I’m starting an occasional series on common photography myths and misconceptions. This one is pretty widespread. It goes something like this: “If you want to shoot landscapes, you need to do it with a wide angle lens.” That’s often extended to “and the wider the better”. It’s mostly assumed and not stated outright. But it’s yet another case where good advice is stretched well beyond the original scope and meaning.
When I posted the series Learning Photography, in the part about lenses I recommended that if you’re serious about landscape photography, you really need to get a wide-angle lens. Does that mean all good landscape photos are done with a wide-angle? Certainly not!
I know (very good) photographers who shoot almost nothing but wide-angle landscapes, some loving the ultra-wide. This is what they like, so I’m not knocking them at all! But even though many of these pictures are amazing, there’s a risk of getting stuck in a rut, with images that begin to all look the same. Little or no variety means eventual boredom, on the part of the photographer if not their viewers and fans.

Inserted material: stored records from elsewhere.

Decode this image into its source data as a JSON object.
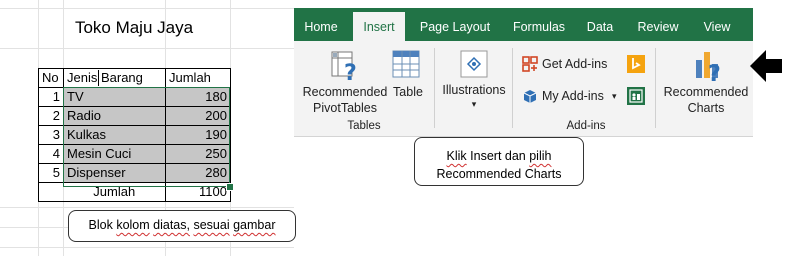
{
  "sheet": {
    "title": "Toko Maju Jaya",
    "headers": {
      "no": "No",
      "name": "Jenis Barang",
      "amount": "Jumlah"
    },
    "rows": [
      {
        "no": "1",
        "name": "TV",
        "amount": "180"
      },
      {
        "no": "2",
        "name": "Radio",
        "amount": "200"
      },
      {
        "no": "3",
        "name": "Kulkas",
        "amount": "190"
      },
      {
        "no": "4",
        "name": "Mesin Cuci",
        "amount": "250"
      },
      {
        "no": "5",
        "name": "Dispenser",
        "amount": "280"
      }
    ],
    "total_label": "Jumlah",
    "total_value": "1100"
  },
  "ribbon": {
    "tabs": [
      "Home",
      "Insert",
      "Page Layout",
      "Formulas",
      "Data",
      "Review",
      "View"
    ],
    "active_tab": "Insert",
    "tables_group": {
      "label": "Tables",
      "recommended_pivot_line1": "Recommended",
      "recommended_pivot_line2": "PivotTables",
      "table": "Table"
    },
    "illustrations": "Illustrations",
    "addins_group": {
      "label": "Add-ins",
      "get_addins": "Get Add-ins",
      "my_addins": "My Add-ins"
    },
    "charts": {
      "line1": "Recommended",
      "line2": "Charts"
    },
    "colors": {
      "accent": "#217346",
      "tab_bar": "#217346",
      "ribbon_bg": "#f3f3f3",
      "selection": "#c6c6c6"
    }
  },
  "callouts": {
    "insert": {
      "line1_words": [
        "Klik",
        "Insert dan",
        "pilih"
      ],
      "line2": "Recommended Charts"
    },
    "block": {
      "words": [
        "Blok",
        "kolom",
        "diatas,",
        "sesuai",
        "gambar"
      ]
    }
  },
  "icons": [
    "pivot-table-icon",
    "table-icon",
    "illustrations-icon",
    "store-icon",
    "bing-icon",
    "my-addins-icon",
    "people-graph-icon",
    "dropdown-arrow-icon",
    "recommended-charts-icon",
    "pointer-arrow-icon"
  ]
}
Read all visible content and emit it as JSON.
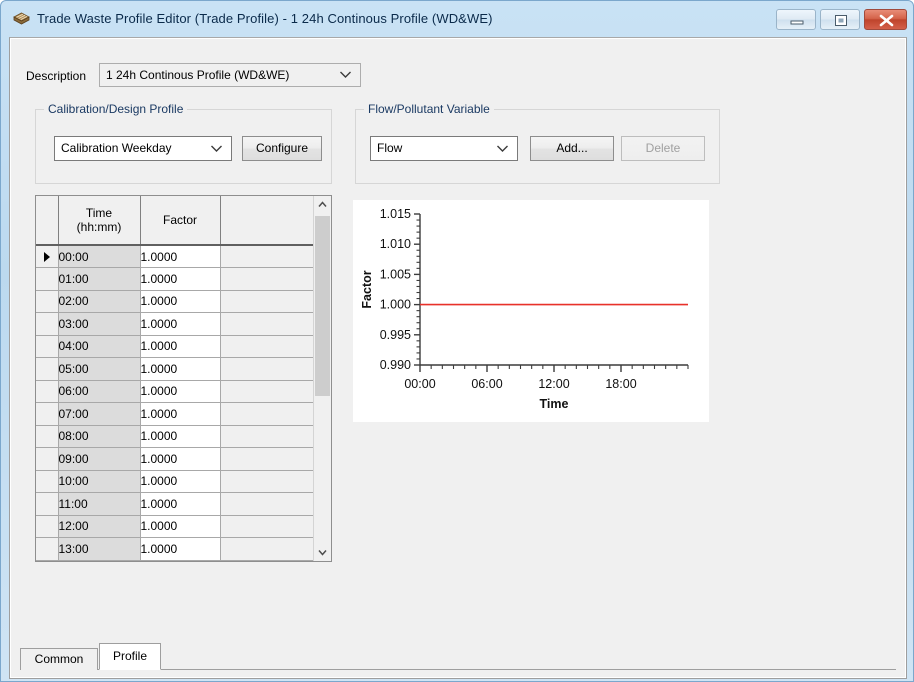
{
  "window": {
    "title": "Trade Waste Profile Editor (Trade Profile) - 1 24h Continous Profile (WD&WE)",
    "icon": "stacked-layers-icon",
    "controls": {
      "minimize": "minimize-icon",
      "maximize": "maximize-icon",
      "close": "close-icon"
    },
    "accent_border": "#7ba7cc",
    "client_background": "#f0f0f0"
  },
  "description": {
    "label": "Description",
    "value": "1 24h Continous Profile (WD&WE)"
  },
  "calibration_group": {
    "title": "Calibration/Design Profile",
    "profile_value": "Calibration Weekday",
    "configure_label": "Configure"
  },
  "flow_group": {
    "title": "Flow/Pollutant Variable",
    "variable_value": "Flow",
    "add_label": "Add...",
    "delete_label": "Delete",
    "delete_disabled": true
  },
  "grid": {
    "headers": {
      "selector": "",
      "time": "Time",
      "time_sub": "(hh:mm)",
      "factor": "Factor",
      "pad": ""
    },
    "selected_row_index": 0,
    "rows": [
      {
        "time": "00:00",
        "factor": "1.0000"
      },
      {
        "time": "01:00",
        "factor": "1.0000"
      },
      {
        "time": "02:00",
        "factor": "1.0000"
      },
      {
        "time": "03:00",
        "factor": "1.0000"
      },
      {
        "time": "04:00",
        "factor": "1.0000"
      },
      {
        "time": "05:00",
        "factor": "1.0000"
      },
      {
        "time": "06:00",
        "factor": "1.0000"
      },
      {
        "time": "07:00",
        "factor": "1.0000"
      },
      {
        "time": "08:00",
        "factor": "1.0000"
      },
      {
        "time": "09:00",
        "factor": "1.0000"
      },
      {
        "time": "10:00",
        "factor": "1.0000"
      },
      {
        "time": "11:00",
        "factor": "1.0000"
      },
      {
        "time": "12:00",
        "factor": "1.0000"
      },
      {
        "time": "13:00",
        "factor": "1.0000"
      }
    ],
    "scrollbar": {
      "up_icon": "chevron-up-icon",
      "down_icon": "chevron-down-icon",
      "thumb_position_pct": 6,
      "thumb_size_pct": 50
    }
  },
  "chart_data": {
    "type": "line",
    "title": "",
    "xlabel": "Time",
    "ylabel": "Factor",
    "ylim": [
      0.99,
      1.015
    ],
    "ytick_labels": [
      "0.990",
      "0.995",
      "1.000",
      "1.005",
      "1.010",
      "1.015"
    ],
    "ytick_values": [
      0.99,
      0.995,
      1.0,
      1.005,
      1.01,
      1.015
    ],
    "xtick_labels": [
      "00:00",
      "06:00",
      "12:00",
      "18:00"
    ],
    "xtick_values": [
      0,
      6,
      12,
      18
    ],
    "xlim": [
      0,
      24
    ],
    "grid": false,
    "legend": false,
    "series": [
      {
        "name": "Factor",
        "color": "#e8312a",
        "x": [
          0,
          1,
          2,
          3,
          4,
          5,
          6,
          7,
          8,
          9,
          10,
          11,
          12,
          13,
          14,
          15,
          16,
          17,
          18,
          19,
          20,
          21,
          22,
          23,
          24
        ],
        "values": [
          1.0,
          1.0,
          1.0,
          1.0,
          1.0,
          1.0,
          1.0,
          1.0,
          1.0,
          1.0,
          1.0,
          1.0,
          1.0,
          1.0,
          1.0,
          1.0,
          1.0,
          1.0,
          1.0,
          1.0,
          1.0,
          1.0,
          1.0,
          1.0,
          1.0
        ]
      }
    ]
  },
  "tabs": [
    {
      "label": "Common",
      "selected": false
    },
    {
      "label": "Profile",
      "selected": true
    }
  ]
}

The fact is that landscape photos are simply images of the land (I’m including seascapes). That’s it. The only other limitations are what you put there. And if you accept limits as an artist you’re shortchanging yourself. I shoot landscapes at every focal length I have. I’ve even done landscapes with my 600 mm. wildlife lens.
Don’t get me wrong. I wouldn’t feel good going out to shoot landscapes without a wide-angle lens, one shorter than 35 mm. in focal length. A sharp zoom lens that covers about 16 mm. to at least 24 mm. is just about perfect for many landscapes. I love that close, detailed foreground and the sense of depth you can achieve.
Note I am talking about 35 mm. equivalent focal lengths. If you have a full-frame DSLR, 24 mm. is 24 mm. If you have a crop-frame with a 1.6 factor, multiply your focal length by 1.6 to get the full-frame equivalent. In that case a wide-angle zoom of about 11 mm. to 16 mm. would be good for wide landscape shooting.
But if you capture pretty much every landscape with a wide-angle lens, too many photos will include a lot of uninteresting stuff around the periphery of the most interesting part of the composition. It’s a case of seeing that good photo within the larger average photo.
Many times I’ll start out with a wide-angle but then, bored with the foreground, I’ll switch to a longer lens in order to focus in on an interesting part of the scene. Tip: If you’re shooting wide, keep an eye on the light and be ready to quickly switch lenses or zoom in to catch smaller areas when the light falls just right.
For so-called intimate landscapes like the last two images in this post, everything is fairly close to you and elements tend to be evenly weighted in the frame. Because of this you have to be even more careful about going too wide. Depending on how close you are, a medium focal length (35-50 mm.) is often best in these cases.
The fall colors above were captured at a long focal length (200 mm.) mostly because I didn’t want to trespass. But if I’d bothered to get permission, I would have gotten close and gone wide, to add some depth. But I like how it turned out. The river image below was shot at 24 mm. But I cropped it on the computer, just a little. I would have used 35 mm. if I had that available at the time.
So there you go! I hope the accompanying images have convinced you how misguided it is to go out shooting landscapes with the mindset that there’s a ‘proper’ lens and focal length to use. Happy weekend and happy shooting!